%%

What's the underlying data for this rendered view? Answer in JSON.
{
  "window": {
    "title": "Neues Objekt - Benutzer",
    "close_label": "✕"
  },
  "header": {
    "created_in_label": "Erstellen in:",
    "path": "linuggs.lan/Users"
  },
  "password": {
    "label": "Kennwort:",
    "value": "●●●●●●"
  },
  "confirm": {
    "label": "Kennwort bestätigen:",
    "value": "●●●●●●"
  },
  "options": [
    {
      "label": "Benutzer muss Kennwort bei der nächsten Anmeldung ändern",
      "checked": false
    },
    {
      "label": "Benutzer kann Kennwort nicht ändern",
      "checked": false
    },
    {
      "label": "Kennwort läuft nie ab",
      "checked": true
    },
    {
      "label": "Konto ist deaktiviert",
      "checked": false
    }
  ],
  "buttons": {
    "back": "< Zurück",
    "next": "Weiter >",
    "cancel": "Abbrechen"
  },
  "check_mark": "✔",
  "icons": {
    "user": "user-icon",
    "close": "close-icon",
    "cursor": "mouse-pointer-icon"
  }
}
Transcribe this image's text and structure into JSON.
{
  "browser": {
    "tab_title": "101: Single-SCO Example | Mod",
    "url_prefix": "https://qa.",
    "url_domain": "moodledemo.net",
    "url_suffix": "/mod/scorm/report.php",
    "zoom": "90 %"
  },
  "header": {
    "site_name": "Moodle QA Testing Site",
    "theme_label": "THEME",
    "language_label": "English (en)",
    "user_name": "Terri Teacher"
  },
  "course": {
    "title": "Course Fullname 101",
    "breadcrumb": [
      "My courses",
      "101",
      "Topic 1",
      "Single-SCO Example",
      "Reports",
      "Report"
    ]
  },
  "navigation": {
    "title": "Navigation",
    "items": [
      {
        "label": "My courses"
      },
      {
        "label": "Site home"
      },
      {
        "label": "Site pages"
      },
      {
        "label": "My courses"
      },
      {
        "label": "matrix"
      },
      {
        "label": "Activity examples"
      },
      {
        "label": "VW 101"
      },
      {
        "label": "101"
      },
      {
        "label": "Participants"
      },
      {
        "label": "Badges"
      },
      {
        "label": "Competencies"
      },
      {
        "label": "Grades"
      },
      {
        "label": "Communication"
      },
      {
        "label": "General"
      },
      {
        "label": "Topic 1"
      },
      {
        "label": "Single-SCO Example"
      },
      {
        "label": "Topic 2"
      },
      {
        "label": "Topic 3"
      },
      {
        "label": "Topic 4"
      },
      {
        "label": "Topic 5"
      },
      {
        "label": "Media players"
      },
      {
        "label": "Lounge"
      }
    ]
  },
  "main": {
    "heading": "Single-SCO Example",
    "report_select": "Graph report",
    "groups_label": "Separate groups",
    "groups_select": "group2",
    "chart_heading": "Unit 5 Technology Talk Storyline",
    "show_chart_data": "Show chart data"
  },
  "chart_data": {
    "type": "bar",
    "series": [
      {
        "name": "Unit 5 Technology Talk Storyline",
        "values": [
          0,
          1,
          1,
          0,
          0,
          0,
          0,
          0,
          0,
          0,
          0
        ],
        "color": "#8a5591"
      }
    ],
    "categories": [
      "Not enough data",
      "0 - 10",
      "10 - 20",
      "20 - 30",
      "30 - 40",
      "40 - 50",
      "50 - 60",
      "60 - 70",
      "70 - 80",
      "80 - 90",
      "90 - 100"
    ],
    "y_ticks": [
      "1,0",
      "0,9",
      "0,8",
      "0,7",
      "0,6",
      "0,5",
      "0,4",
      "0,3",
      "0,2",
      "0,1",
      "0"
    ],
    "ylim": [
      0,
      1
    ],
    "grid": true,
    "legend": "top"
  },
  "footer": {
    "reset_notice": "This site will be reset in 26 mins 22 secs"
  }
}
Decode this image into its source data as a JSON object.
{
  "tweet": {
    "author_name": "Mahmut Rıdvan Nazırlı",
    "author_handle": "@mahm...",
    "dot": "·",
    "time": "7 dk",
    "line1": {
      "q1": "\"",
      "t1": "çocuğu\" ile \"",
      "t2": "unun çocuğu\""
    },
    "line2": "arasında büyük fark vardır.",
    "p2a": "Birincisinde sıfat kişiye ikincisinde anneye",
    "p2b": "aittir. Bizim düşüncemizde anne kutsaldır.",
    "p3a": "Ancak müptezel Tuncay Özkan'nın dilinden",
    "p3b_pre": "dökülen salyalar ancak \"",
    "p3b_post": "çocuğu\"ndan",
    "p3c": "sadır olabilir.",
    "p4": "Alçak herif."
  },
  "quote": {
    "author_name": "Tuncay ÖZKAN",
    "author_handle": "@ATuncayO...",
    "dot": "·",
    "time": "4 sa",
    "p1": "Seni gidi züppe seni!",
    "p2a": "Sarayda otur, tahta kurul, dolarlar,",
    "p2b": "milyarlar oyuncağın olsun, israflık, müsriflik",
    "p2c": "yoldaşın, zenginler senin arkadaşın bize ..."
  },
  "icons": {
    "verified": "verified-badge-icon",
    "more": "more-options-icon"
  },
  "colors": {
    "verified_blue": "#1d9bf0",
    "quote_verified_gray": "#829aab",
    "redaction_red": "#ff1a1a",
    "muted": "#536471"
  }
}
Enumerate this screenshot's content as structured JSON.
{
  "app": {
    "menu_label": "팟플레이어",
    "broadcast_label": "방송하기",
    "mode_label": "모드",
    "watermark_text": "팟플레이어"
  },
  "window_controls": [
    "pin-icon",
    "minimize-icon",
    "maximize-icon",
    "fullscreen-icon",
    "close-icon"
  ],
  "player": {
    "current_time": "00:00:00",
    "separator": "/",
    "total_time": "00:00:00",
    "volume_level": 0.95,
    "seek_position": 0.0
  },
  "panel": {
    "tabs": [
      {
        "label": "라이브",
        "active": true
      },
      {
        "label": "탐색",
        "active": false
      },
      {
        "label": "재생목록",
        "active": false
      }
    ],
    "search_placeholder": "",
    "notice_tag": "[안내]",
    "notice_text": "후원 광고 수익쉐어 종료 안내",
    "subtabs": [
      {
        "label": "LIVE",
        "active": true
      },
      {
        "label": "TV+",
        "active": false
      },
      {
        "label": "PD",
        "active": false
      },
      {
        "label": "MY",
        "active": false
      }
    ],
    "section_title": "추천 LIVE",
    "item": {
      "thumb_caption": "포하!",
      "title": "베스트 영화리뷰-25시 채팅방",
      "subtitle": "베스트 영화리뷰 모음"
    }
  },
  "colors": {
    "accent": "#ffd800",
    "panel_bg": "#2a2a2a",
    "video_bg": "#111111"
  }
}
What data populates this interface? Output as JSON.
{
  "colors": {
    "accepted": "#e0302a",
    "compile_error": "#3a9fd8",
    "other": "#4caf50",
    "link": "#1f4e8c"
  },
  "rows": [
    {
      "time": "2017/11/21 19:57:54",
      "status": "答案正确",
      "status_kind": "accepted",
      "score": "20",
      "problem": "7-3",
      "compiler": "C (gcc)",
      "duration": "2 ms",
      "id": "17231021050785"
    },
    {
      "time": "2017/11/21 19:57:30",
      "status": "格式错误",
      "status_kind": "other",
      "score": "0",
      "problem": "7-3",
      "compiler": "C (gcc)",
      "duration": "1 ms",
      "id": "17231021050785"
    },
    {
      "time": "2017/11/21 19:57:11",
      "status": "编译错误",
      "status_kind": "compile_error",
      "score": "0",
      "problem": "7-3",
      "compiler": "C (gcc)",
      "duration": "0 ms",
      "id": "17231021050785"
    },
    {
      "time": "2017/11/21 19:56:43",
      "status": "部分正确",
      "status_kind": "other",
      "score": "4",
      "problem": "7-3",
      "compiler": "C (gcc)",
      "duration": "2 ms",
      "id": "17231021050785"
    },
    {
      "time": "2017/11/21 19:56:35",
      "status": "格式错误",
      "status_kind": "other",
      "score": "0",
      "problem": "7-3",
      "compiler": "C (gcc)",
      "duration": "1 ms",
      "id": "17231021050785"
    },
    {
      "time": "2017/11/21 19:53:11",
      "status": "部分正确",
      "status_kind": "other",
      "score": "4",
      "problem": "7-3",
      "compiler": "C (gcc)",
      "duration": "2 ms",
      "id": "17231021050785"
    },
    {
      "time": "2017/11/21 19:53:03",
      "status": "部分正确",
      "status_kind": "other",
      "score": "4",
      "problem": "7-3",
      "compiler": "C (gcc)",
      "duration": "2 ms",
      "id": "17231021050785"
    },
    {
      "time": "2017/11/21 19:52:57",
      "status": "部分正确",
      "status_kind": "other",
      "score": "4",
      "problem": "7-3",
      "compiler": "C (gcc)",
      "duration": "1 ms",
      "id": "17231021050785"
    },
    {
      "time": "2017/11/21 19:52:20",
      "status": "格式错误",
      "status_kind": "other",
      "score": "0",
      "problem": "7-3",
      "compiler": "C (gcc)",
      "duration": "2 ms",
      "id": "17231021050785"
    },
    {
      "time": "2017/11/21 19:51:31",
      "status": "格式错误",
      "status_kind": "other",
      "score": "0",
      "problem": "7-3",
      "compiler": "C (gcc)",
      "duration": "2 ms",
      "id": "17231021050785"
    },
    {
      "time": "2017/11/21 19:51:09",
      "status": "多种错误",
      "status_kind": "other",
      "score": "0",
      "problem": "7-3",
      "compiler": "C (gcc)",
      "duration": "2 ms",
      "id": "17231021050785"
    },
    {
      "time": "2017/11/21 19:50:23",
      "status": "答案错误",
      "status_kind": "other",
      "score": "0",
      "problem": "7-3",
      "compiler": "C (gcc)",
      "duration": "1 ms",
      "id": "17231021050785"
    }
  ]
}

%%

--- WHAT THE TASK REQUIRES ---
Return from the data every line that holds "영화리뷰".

--- WRITTEN ANSWER ---
      "title": "베스트 영화리뷰-25시 채팅방",
      "subtitle": "베스트 영화리뷰 모음"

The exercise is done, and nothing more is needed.